Zambia’s power utility started restoring service after an electricity cut halted supply to eight of the country’s 10 provinces and damaged mines in the continent’s second-biggest copper producer.
A “disturbance” at 7:31 p.m. on Monday led to a shutdown of generators, while restoration started at 1:20 a.m. Tuesday, Zambia Electricity Supply Corp. spokesman Henry Kapata said in comments broadcast on Lusaka-based Radio Phoenix.
The southern African country’s power-generation capacity is 2,310 megawatts, former President Michael Sata said in September. The nation’s mining industry, which uses about half the nation’s electricity, produces more copper than any other African country after the Democratic Republic of Congo.
“The situation has been very bad,” Jackson Sikamo, president of Zambia’s Chamber of Mines, which represents companies including First Quantum Mineral Ltd. and Vedanta Resources Plc’s Konkola unit, said by e-mail. “There will obviously be serious safety implications related to potential flooding and loss of ventilation for the underground mines and massive loss of production all round with possible damage to electrical infrastructure in some cases.”

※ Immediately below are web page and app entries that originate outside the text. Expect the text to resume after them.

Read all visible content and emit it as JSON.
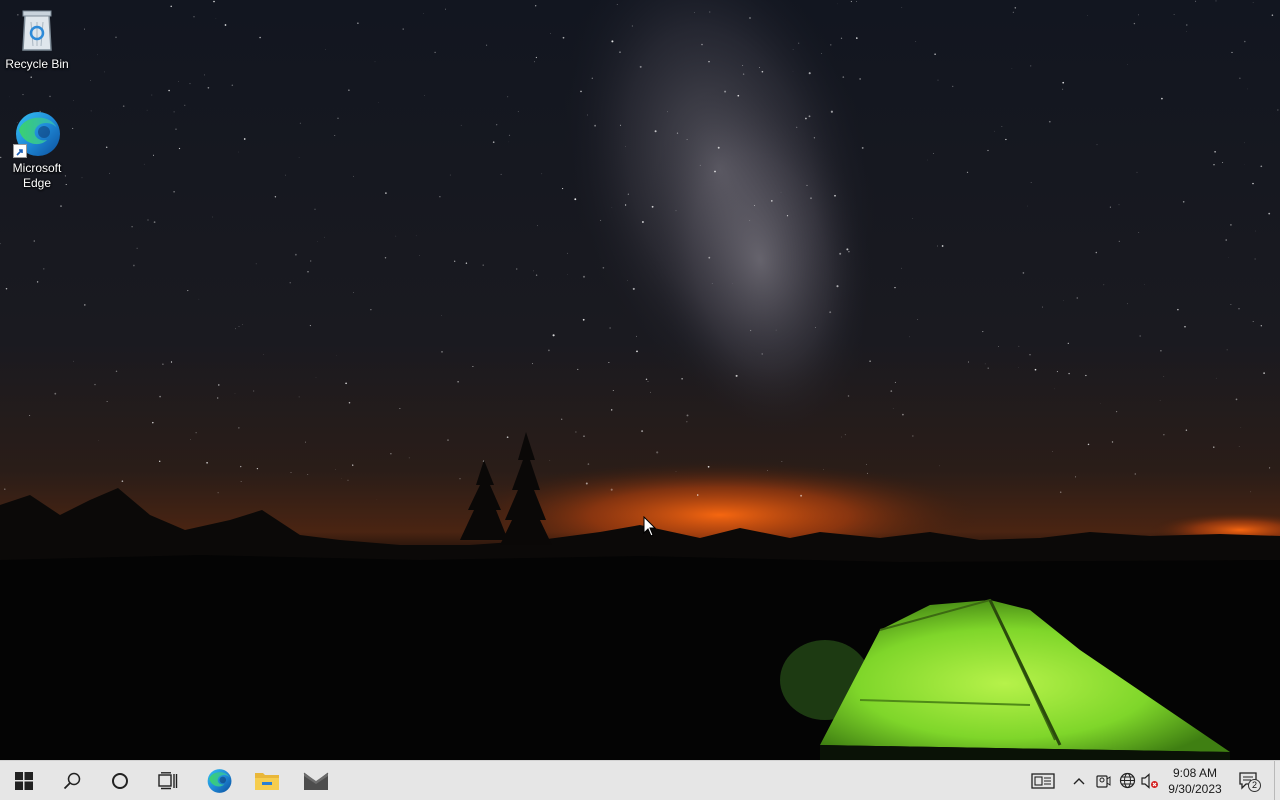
{
  "desktop": {
    "icons": [
      {
        "label": "Recycle Bin",
        "icon": "recycle-bin-icon"
      },
      {
        "label": "Microsoft\nEdge",
        "label_line1": "Microsoft",
        "label_line2": "Edge",
        "icon": "edge-icon"
      }
    ]
  },
  "taskbar": {
    "start": {
      "icon": "windows-logo-icon"
    },
    "search": {
      "icon": "search-icon"
    },
    "cortana": {
      "icon": "cortana-circle-icon"
    },
    "task_view": {
      "icon": "task-view-icon"
    },
    "pinned": [
      {
        "app": "Microsoft Edge",
        "icon": "edge-icon"
      },
      {
        "app": "File Explorer",
        "icon": "folder-icon"
      },
      {
        "app": "Mail",
        "icon": "mail-icon"
      }
    ],
    "tray": {
      "news_icon": "news-widget-icon",
      "chevron_icon": "chevron-up-icon",
      "meet_icon": "meet-now-icon",
      "network_icon": "globe-network-icon",
      "volume_icon": "volume-muted-icon",
      "time": "9:08 AM",
      "date": "9/30/2023",
      "notification_count": "2"
    }
  },
  "colors": {
    "taskbar_bg": "#e6e6e6",
    "tent_green": "#7fd62a",
    "horizon_orange": "#ff6a10"
  }
}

A December 2013 fault on a transmission line cut power supply to the capital, Lusaka, and Copperbelt province, affecting mines owned by Vedanta and Barrick Gold Corp.